> _Page and application data records_:
---*---
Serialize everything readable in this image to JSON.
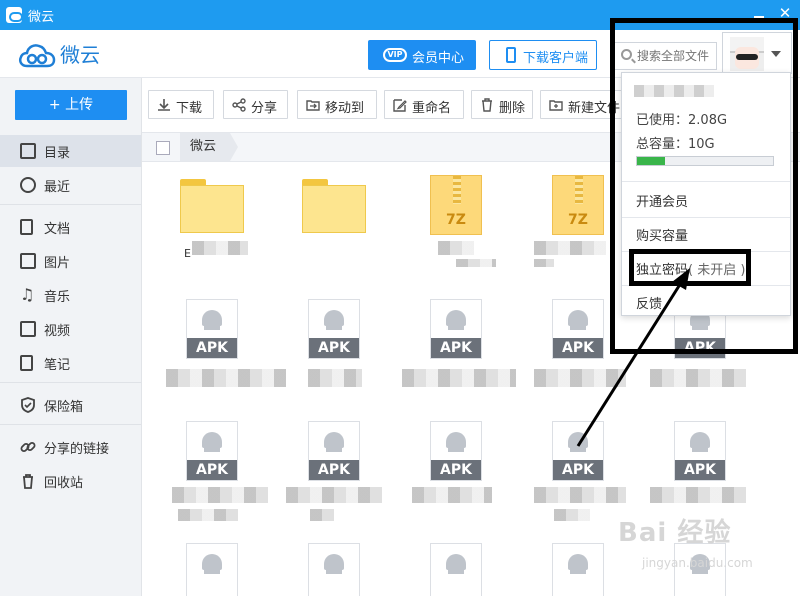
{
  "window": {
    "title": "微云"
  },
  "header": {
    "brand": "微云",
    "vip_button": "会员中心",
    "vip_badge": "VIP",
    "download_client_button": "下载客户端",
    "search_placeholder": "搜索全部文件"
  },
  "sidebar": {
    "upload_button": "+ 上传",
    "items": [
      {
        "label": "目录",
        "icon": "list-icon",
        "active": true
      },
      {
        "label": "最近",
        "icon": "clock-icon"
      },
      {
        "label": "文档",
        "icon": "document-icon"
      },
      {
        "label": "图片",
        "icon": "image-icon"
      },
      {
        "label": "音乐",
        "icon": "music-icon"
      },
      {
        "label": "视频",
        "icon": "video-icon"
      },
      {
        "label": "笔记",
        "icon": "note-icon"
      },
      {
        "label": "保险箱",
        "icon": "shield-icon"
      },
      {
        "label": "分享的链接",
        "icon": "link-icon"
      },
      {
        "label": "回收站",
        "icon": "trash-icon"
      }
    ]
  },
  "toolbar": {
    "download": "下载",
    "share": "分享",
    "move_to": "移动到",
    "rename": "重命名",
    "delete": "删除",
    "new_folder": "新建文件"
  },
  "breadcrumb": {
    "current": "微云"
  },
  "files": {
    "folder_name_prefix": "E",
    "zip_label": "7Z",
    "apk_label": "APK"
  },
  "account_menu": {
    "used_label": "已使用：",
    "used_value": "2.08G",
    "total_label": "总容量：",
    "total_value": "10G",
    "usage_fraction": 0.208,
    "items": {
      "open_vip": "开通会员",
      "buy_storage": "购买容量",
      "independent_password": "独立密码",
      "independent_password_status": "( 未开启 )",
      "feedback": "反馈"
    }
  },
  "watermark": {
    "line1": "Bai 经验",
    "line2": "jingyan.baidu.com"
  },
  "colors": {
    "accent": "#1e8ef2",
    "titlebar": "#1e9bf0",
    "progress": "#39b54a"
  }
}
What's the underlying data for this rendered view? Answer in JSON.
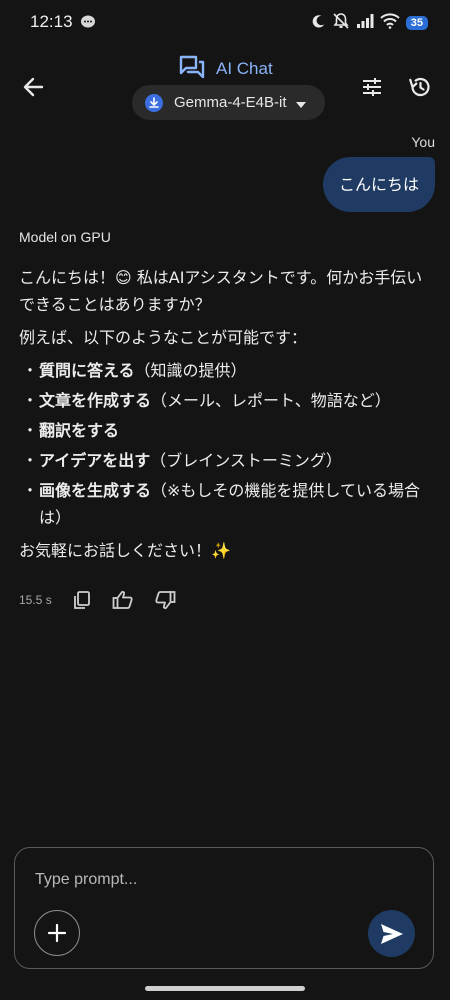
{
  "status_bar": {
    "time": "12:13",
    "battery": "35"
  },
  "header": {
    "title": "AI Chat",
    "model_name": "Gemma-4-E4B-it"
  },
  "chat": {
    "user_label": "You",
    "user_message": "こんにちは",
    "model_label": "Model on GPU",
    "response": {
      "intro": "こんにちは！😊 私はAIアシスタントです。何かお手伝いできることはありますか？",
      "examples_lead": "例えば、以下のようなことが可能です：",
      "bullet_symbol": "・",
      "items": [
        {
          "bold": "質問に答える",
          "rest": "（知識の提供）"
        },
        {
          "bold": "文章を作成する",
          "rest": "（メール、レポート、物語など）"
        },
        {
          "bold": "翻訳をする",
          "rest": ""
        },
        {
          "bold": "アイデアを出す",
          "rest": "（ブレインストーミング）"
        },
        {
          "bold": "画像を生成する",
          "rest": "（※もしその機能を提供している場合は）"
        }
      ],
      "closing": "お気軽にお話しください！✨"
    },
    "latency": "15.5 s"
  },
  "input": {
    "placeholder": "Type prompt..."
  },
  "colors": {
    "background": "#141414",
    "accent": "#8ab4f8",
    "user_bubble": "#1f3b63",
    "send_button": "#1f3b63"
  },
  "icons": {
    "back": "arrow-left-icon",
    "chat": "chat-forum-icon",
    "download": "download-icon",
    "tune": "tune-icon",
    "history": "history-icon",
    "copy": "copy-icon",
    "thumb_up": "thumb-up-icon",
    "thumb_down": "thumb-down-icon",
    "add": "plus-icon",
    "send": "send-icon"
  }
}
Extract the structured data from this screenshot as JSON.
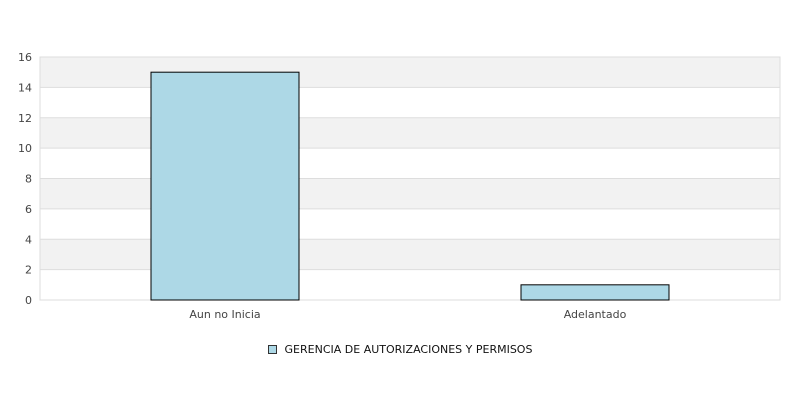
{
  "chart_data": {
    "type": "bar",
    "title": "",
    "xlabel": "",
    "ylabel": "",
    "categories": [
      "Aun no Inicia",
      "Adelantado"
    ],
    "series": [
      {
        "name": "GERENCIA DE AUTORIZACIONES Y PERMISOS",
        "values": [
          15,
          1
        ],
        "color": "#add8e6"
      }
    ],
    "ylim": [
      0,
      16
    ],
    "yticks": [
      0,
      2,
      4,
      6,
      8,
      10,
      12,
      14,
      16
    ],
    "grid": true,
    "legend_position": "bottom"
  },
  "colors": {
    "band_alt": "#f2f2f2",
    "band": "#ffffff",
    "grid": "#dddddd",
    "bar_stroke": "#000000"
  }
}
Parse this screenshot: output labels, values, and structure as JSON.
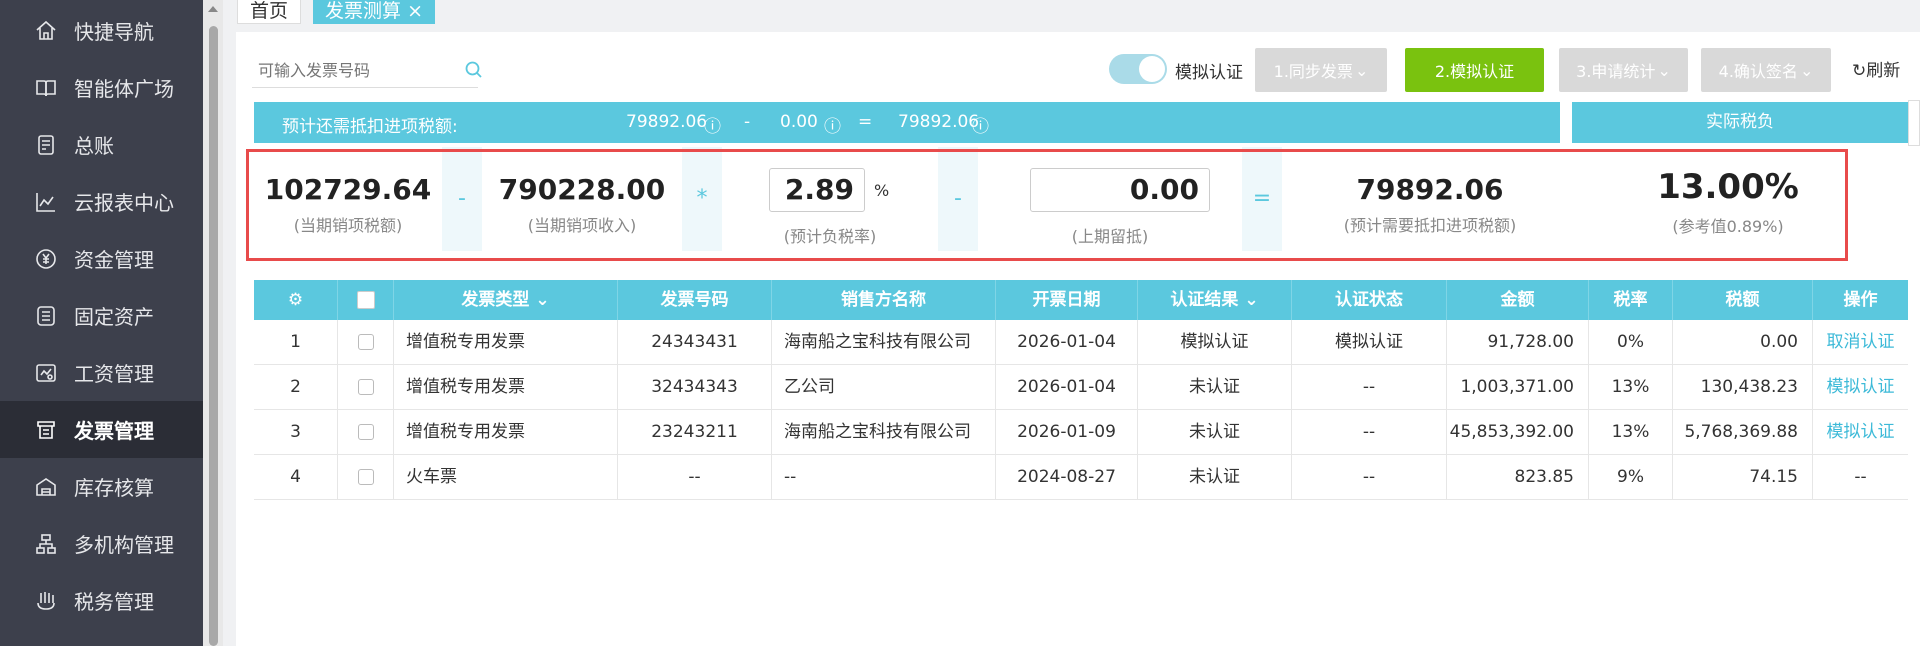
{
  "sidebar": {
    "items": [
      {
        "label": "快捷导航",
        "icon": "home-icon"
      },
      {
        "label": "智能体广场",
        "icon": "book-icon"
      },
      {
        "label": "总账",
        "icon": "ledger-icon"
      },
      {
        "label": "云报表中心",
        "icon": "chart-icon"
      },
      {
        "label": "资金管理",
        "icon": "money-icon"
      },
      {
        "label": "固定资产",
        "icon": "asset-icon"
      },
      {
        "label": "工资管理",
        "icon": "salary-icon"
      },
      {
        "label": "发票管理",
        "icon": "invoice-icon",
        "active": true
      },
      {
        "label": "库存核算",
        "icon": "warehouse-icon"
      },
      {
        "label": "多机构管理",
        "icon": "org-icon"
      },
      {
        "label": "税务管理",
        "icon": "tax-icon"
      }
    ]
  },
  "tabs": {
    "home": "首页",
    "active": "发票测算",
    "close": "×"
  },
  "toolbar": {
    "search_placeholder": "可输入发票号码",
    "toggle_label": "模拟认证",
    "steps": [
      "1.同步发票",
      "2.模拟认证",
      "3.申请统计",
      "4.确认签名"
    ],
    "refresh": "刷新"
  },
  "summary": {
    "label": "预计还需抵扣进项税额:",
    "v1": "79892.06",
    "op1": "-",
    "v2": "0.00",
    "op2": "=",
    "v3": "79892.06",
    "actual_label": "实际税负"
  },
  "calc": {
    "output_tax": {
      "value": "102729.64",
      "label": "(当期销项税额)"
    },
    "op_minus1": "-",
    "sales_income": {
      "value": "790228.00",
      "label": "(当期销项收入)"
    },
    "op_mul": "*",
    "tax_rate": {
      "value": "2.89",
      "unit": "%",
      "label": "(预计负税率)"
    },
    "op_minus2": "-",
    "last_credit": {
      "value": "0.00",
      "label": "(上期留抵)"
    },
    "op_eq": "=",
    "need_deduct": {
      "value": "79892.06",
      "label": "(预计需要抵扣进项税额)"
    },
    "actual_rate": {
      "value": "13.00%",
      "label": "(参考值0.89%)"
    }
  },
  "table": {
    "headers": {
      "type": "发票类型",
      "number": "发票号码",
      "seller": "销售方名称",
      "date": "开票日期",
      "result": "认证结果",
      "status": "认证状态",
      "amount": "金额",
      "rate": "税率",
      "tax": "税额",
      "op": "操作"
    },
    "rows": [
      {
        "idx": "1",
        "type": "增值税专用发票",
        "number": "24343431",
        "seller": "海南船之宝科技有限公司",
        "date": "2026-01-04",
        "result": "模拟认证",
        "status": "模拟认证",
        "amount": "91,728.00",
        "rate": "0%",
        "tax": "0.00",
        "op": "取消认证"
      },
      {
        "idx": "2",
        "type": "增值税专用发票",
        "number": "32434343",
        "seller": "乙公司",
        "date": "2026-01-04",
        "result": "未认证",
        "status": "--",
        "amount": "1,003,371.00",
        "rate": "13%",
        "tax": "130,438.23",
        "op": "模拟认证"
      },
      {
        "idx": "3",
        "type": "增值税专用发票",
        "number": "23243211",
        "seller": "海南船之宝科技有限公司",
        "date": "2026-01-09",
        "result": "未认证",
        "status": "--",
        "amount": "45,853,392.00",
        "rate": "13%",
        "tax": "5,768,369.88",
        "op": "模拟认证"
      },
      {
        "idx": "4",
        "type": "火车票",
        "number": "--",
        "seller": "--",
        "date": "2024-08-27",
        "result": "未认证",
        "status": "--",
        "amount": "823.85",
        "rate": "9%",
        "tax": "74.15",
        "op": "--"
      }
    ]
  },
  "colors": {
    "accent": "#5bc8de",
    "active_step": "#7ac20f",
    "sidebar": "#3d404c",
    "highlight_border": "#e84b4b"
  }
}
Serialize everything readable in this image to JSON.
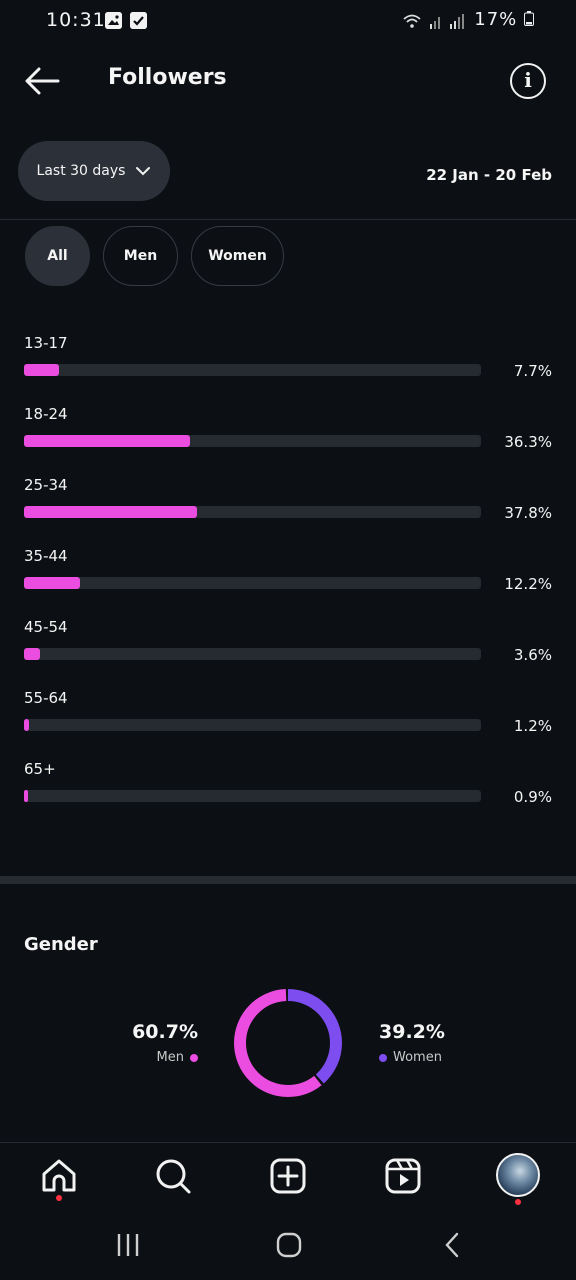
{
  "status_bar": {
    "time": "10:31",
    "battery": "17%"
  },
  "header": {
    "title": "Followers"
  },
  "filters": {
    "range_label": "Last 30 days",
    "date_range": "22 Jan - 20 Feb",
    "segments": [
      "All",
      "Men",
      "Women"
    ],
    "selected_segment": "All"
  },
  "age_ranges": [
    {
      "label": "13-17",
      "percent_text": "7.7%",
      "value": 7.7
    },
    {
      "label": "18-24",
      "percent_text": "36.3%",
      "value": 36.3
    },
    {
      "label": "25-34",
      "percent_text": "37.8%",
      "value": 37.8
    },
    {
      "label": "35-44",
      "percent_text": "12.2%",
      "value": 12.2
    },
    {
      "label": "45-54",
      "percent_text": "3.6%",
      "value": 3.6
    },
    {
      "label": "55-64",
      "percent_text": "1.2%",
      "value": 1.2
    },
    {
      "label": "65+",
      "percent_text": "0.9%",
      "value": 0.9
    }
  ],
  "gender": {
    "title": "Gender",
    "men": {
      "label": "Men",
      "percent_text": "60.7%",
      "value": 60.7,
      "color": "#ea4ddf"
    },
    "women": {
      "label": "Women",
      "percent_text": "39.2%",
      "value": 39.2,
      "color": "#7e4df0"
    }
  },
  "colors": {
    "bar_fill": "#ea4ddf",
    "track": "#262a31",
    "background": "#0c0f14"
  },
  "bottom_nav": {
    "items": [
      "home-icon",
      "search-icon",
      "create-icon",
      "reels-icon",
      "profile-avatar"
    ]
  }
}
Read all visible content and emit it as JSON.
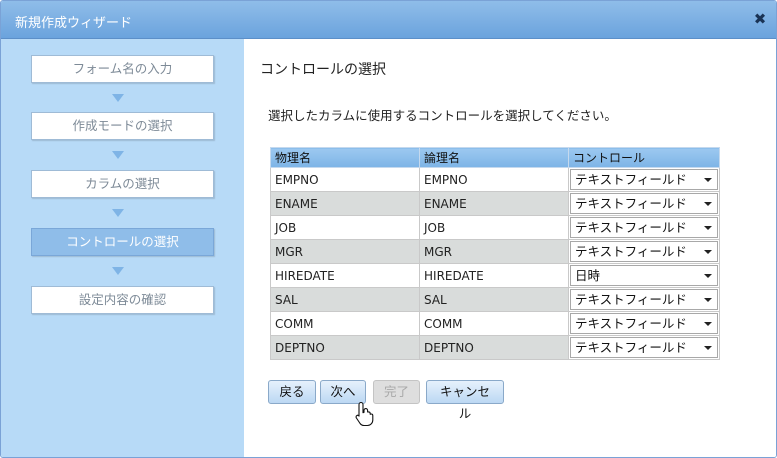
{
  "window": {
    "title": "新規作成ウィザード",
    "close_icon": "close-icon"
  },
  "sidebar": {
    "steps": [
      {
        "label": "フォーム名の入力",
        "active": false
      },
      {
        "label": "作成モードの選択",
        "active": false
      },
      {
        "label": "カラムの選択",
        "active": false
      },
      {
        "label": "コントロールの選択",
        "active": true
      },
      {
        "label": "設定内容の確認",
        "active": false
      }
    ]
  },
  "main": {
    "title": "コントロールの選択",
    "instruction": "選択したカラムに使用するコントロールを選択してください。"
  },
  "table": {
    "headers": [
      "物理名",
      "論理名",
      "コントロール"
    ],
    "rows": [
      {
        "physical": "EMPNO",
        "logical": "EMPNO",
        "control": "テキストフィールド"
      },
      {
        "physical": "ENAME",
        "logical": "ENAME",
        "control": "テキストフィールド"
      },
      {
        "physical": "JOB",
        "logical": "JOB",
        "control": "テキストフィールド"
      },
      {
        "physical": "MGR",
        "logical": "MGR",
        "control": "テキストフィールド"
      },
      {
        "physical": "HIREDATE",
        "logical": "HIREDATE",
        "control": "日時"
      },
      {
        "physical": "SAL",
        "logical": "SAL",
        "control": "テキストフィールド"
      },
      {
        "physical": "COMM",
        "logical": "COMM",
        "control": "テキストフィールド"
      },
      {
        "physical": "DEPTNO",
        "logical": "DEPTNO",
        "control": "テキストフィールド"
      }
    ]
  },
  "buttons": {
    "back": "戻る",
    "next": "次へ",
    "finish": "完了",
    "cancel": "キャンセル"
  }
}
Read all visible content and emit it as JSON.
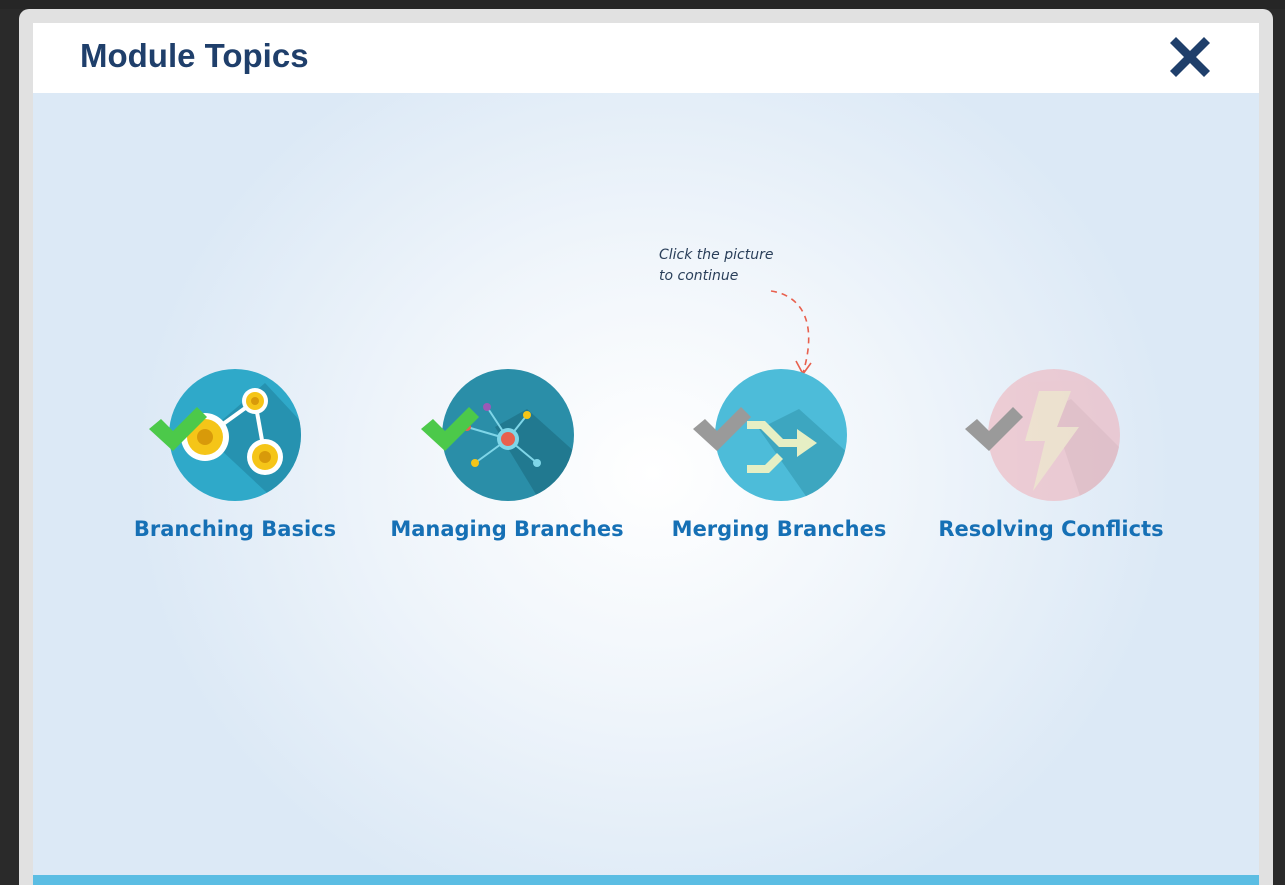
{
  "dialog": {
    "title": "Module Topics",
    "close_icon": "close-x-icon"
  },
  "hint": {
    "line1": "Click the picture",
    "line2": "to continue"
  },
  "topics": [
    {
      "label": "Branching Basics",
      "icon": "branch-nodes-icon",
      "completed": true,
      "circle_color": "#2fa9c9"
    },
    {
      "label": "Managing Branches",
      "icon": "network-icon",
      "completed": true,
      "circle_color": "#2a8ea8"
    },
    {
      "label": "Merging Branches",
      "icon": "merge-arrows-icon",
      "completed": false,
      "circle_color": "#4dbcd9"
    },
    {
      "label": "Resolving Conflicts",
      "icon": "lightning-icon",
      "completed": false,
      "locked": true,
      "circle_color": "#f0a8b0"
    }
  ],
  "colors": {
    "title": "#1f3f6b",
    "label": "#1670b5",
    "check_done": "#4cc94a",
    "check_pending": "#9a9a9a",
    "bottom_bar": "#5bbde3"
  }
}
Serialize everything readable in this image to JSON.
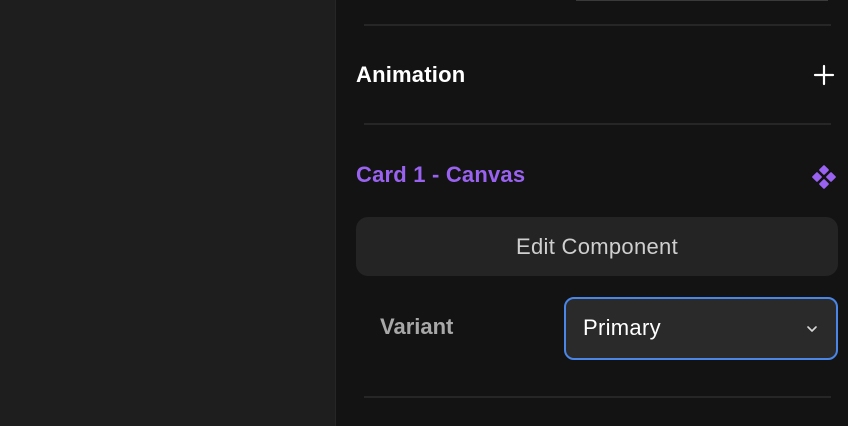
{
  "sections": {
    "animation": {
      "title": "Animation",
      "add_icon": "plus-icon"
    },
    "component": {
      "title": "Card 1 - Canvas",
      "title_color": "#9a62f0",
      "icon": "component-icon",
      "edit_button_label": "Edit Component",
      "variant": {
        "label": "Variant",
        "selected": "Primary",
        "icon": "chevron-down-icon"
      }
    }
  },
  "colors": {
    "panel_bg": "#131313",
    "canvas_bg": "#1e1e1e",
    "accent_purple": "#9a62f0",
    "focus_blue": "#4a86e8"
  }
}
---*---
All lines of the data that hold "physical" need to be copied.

        "physical": "EMPNO",
        "physical": "ENAME",
        "physical": "JOB",
        "physical": "MGR",
        "physical": "HIREDATE",
        "physical": "SAL",
        "physical": "COMM",
        "physical": "DEPTNO",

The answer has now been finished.